**Task item**
Report every line of the records below that contains the word "现金日记账".

Start of Records for the exercise

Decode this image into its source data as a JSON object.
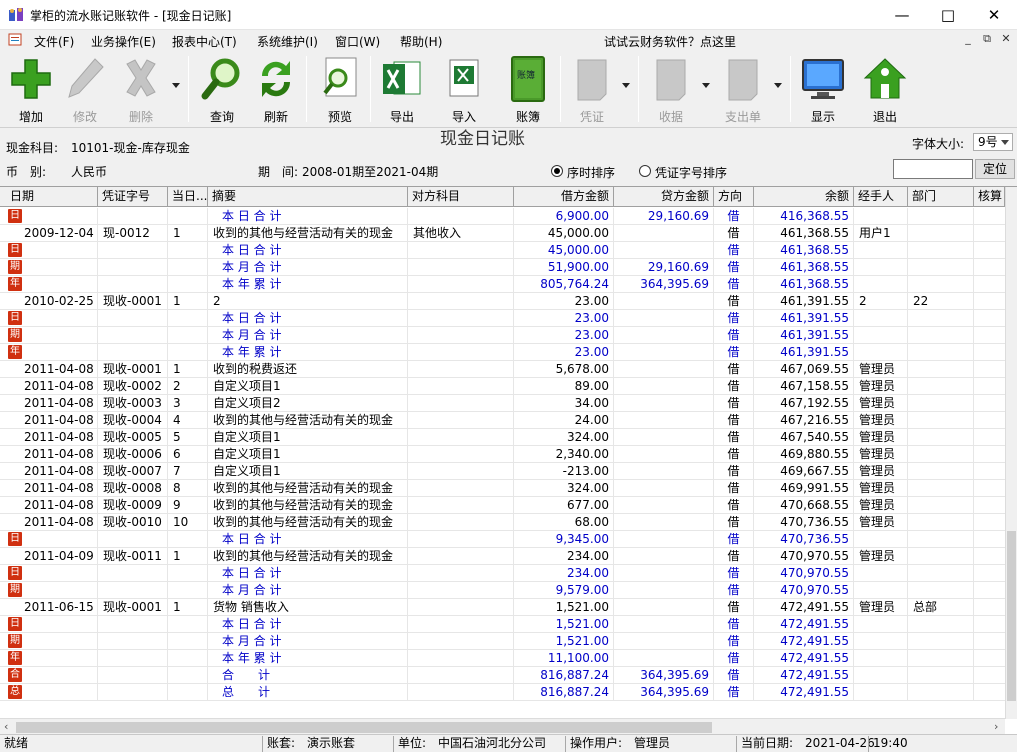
{
  "window": {
    "title": "掌柜的流水账记账软件 - [现金日记账]"
  },
  "menu": {
    "items": [
      "文件(F)",
      "业务操作(E)",
      "报表中心(T)",
      "系统维护(I)",
      "窗口(W)",
      "帮助(H)"
    ],
    "promo": "试试云财务软件？点这里"
  },
  "toolbar": {
    "add": "增加",
    "edit": "修改",
    "delete": "删除",
    "query": "查询",
    "refresh": "刷新",
    "preview": "预览",
    "export": "导出",
    "import": "导入",
    "ledger": "账簿",
    "ledger_book_text": "账簿",
    "voucher": "凭证",
    "receipt": "收据",
    "payment": "支出单",
    "display": "显示",
    "exit": "退出"
  },
  "info": {
    "account_label": "现金科目:",
    "account_value": "10101-现金-库存现金",
    "report_title": "现金日记账",
    "font_size_label": "字体大小:",
    "font_size_value": "9号",
    "currency_label": "币　别:",
    "currency_value": "人民币",
    "period_label": "期　间:",
    "period_value": "2008-01期至2021-04期",
    "sort_time": "序时排序",
    "sort_voucher": "凭证字号排序",
    "locate_button": "定位"
  },
  "grid": {
    "columns": [
      "日期",
      "凭证字号",
      "当日...",
      "摘要",
      "对方科目",
      "借方金额",
      "贷方金额",
      "方向",
      "余额",
      "经手人",
      "部门",
      "核算"
    ],
    "rows": [
      {
        "tag": "日",
        "date": "",
        "voucher": "",
        "seq": "",
        "summary": "本 日 合 计",
        "counter": "",
        "debit": "6,900.00",
        "credit": "29,160.69",
        "dir": "借",
        "balance": "416,368.55",
        "handler": "",
        "dept": "",
        "sum": true
      },
      {
        "tag": "",
        "date": "2009-12-04",
        "voucher": "现-0012",
        "seq": "1",
        "summary": "收到的其他与经营活动有关的现金",
        "counter": "其他收入",
        "debit": "45,000.00",
        "credit": "",
        "dir": "借",
        "balance": "461,368.55",
        "handler": "用户1",
        "dept": "",
        "sum": false
      },
      {
        "tag": "日",
        "date": "",
        "voucher": "",
        "seq": "",
        "summary": "本 日 合 计",
        "counter": "",
        "debit": "45,000.00",
        "credit": "",
        "dir": "借",
        "balance": "461,368.55",
        "handler": "",
        "dept": "",
        "sum": true
      },
      {
        "tag": "期",
        "date": "",
        "voucher": "",
        "seq": "",
        "summary": "本 月 合 计",
        "counter": "",
        "debit": "51,900.00",
        "credit": "29,160.69",
        "dir": "借",
        "balance": "461,368.55",
        "handler": "",
        "dept": "",
        "sum": true
      },
      {
        "tag": "年",
        "date": "",
        "voucher": "",
        "seq": "",
        "summary": "本 年 累 计",
        "counter": "",
        "debit": "805,764.24",
        "credit": "364,395.69",
        "dir": "借",
        "balance": "461,368.55",
        "handler": "",
        "dept": "",
        "sum": true
      },
      {
        "tag": "",
        "date": "2010-02-25",
        "voucher": "现收-0001",
        "seq": "1",
        "summary": "2",
        "counter": "",
        "debit": "23.00",
        "credit": "",
        "dir": "借",
        "balance": "461,391.55",
        "handler": "2",
        "dept": "22",
        "sum": false
      },
      {
        "tag": "日",
        "date": "",
        "voucher": "",
        "seq": "",
        "summary": "本 日 合 计",
        "counter": "",
        "debit": "23.00",
        "credit": "",
        "dir": "借",
        "balance": "461,391.55",
        "handler": "",
        "dept": "",
        "sum": true
      },
      {
        "tag": "期",
        "date": "",
        "voucher": "",
        "seq": "",
        "summary": "本 月 合 计",
        "counter": "",
        "debit": "23.00",
        "credit": "",
        "dir": "借",
        "balance": "461,391.55",
        "handler": "",
        "dept": "",
        "sum": true
      },
      {
        "tag": "年",
        "date": "",
        "voucher": "",
        "seq": "",
        "summary": "本 年 累 计",
        "counter": "",
        "debit": "23.00",
        "credit": "",
        "dir": "借",
        "balance": "461,391.55",
        "handler": "",
        "dept": "",
        "sum": true
      },
      {
        "tag": "",
        "date": "2011-04-08",
        "voucher": "现收-0001",
        "seq": "1",
        "summary": "收到的税费返还",
        "counter": "",
        "debit": "5,678.00",
        "credit": "",
        "dir": "借",
        "balance": "467,069.55",
        "handler": "管理员",
        "dept": "",
        "sum": false
      },
      {
        "tag": "",
        "date": "2011-04-08",
        "voucher": "现收-0002",
        "seq": "2",
        "summary": "自定义项目1",
        "counter": "",
        "debit": "89.00",
        "credit": "",
        "dir": "借",
        "balance": "467,158.55",
        "handler": "管理员",
        "dept": "",
        "sum": false
      },
      {
        "tag": "",
        "date": "2011-04-08",
        "voucher": "现收-0003",
        "seq": "3",
        "summary": "自定义项目2",
        "counter": "",
        "debit": "34.00",
        "credit": "",
        "dir": "借",
        "balance": "467,192.55",
        "handler": "管理员",
        "dept": "",
        "sum": false
      },
      {
        "tag": "",
        "date": "2011-04-08",
        "voucher": "现收-0004",
        "seq": "4",
        "summary": "收到的其他与经营活动有关的现金",
        "counter": "",
        "debit": "24.00",
        "credit": "",
        "dir": "借",
        "balance": "467,216.55",
        "handler": "管理员",
        "dept": "",
        "sum": false
      },
      {
        "tag": "",
        "date": "2011-04-08",
        "voucher": "现收-0005",
        "seq": "5",
        "summary": "自定义项目1",
        "counter": "",
        "debit": "324.00",
        "credit": "",
        "dir": "借",
        "balance": "467,540.55",
        "handler": "管理员",
        "dept": "",
        "sum": false
      },
      {
        "tag": "",
        "date": "2011-04-08",
        "voucher": "现收-0006",
        "seq": "6",
        "summary": "自定义项目1",
        "counter": "",
        "debit": "2,340.00",
        "credit": "",
        "dir": "借",
        "balance": "469,880.55",
        "handler": "管理员",
        "dept": "",
        "sum": false
      },
      {
        "tag": "",
        "date": "2011-04-08",
        "voucher": "现收-0007",
        "seq": "7",
        "summary": "自定义项目1",
        "counter": "",
        "debit": "-213.00",
        "credit": "",
        "dir": "借",
        "balance": "469,667.55",
        "handler": "管理员",
        "dept": "",
        "sum": false
      },
      {
        "tag": "",
        "date": "2011-04-08",
        "voucher": "现收-0008",
        "seq": "8",
        "summary": "收到的其他与经营活动有关的现金",
        "counter": "",
        "debit": "324.00",
        "credit": "",
        "dir": "借",
        "balance": "469,991.55",
        "handler": "管理员",
        "dept": "",
        "sum": false
      },
      {
        "tag": "",
        "date": "2011-04-08",
        "voucher": "现收-0009",
        "seq": "9",
        "summary": "收到的其他与经营活动有关的现金",
        "counter": "",
        "debit": "677.00",
        "credit": "",
        "dir": "借",
        "balance": "470,668.55",
        "handler": "管理员",
        "dept": "",
        "sum": false
      },
      {
        "tag": "",
        "date": "2011-04-08",
        "voucher": "现收-0010",
        "seq": "10",
        "summary": "收到的其他与经营活动有关的现金",
        "counter": "",
        "debit": "68.00",
        "credit": "",
        "dir": "借",
        "balance": "470,736.55",
        "handler": "管理员",
        "dept": "",
        "sum": false
      },
      {
        "tag": "日",
        "date": "",
        "voucher": "",
        "seq": "",
        "summary": "本 日 合 计",
        "counter": "",
        "debit": "9,345.00",
        "credit": "",
        "dir": "借",
        "balance": "470,736.55",
        "handler": "",
        "dept": "",
        "sum": true
      },
      {
        "tag": "",
        "date": "2011-04-09",
        "voucher": "现收-0011",
        "seq": "1",
        "summary": "收到的其他与经营活动有关的现金",
        "counter": "",
        "debit": "234.00",
        "credit": "",
        "dir": "借",
        "balance": "470,970.55",
        "handler": "管理员",
        "dept": "",
        "sum": false
      },
      {
        "tag": "日",
        "date": "",
        "voucher": "",
        "seq": "",
        "summary": "本 日 合 计",
        "counter": "",
        "debit": "234.00",
        "credit": "",
        "dir": "借",
        "balance": "470,970.55",
        "handler": "",
        "dept": "",
        "sum": true
      },
      {
        "tag": "期",
        "date": "",
        "voucher": "",
        "seq": "",
        "summary": "本 月 合 计",
        "counter": "",
        "debit": "9,579.00",
        "credit": "",
        "dir": "借",
        "balance": "470,970.55",
        "handler": "",
        "dept": "",
        "sum": true
      },
      {
        "tag": "",
        "date": "2011-06-15",
        "voucher": "现收-0001",
        "seq": "1",
        "summary": "货物 销售收入",
        "counter": "",
        "debit": "1,521.00",
        "credit": "",
        "dir": "借",
        "balance": "472,491.55",
        "handler": "管理员",
        "dept": "总部",
        "sum": false
      },
      {
        "tag": "日",
        "date": "",
        "voucher": "",
        "seq": "",
        "summary": "本 日 合 计",
        "counter": "",
        "debit": "1,521.00",
        "credit": "",
        "dir": "借",
        "balance": "472,491.55",
        "handler": "",
        "dept": "",
        "sum": true
      },
      {
        "tag": "期",
        "date": "",
        "voucher": "",
        "seq": "",
        "summary": "本 月 合 计",
        "counter": "",
        "debit": "1,521.00",
        "credit": "",
        "dir": "借",
        "balance": "472,491.55",
        "handler": "",
        "dept": "",
        "sum": true
      },
      {
        "tag": "年",
        "date": "",
        "voucher": "",
        "seq": "",
        "summary": "本 年 累 计",
        "counter": "",
        "debit": "11,100.00",
        "credit": "",
        "dir": "借",
        "balance": "472,491.55",
        "handler": "",
        "dept": "",
        "sum": true
      },
      {
        "tag": "合",
        "date": "",
        "voucher": "",
        "seq": "",
        "summary": "合　　计",
        "counter": "",
        "debit": "816,887.24",
        "credit": "364,395.69",
        "dir": "借",
        "balance": "472,491.55",
        "handler": "",
        "dept": "",
        "sum": true
      },
      {
        "tag": "总",
        "date": "",
        "voucher": "",
        "seq": "",
        "summary": "总　　计",
        "counter": "",
        "debit": "816,887.24",
        "credit": "364,395.69",
        "dir": "借",
        "balance": "472,491.55",
        "handler": "",
        "dept": "",
        "sum": true
      }
    ]
  },
  "status": {
    "ready": "就绪",
    "book": "账套:　演示账套",
    "company": "单位:　中国石油河北分公司",
    "user": "操作用户:　管理员",
    "date": "当前日期:　2021-04-26",
    "time": "19:40"
  }
}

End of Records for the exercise

**Result for this exercise**
    "title": "掌柜的流水账记账软件 - [现金日记账]"
    "report_title": "现金日记账",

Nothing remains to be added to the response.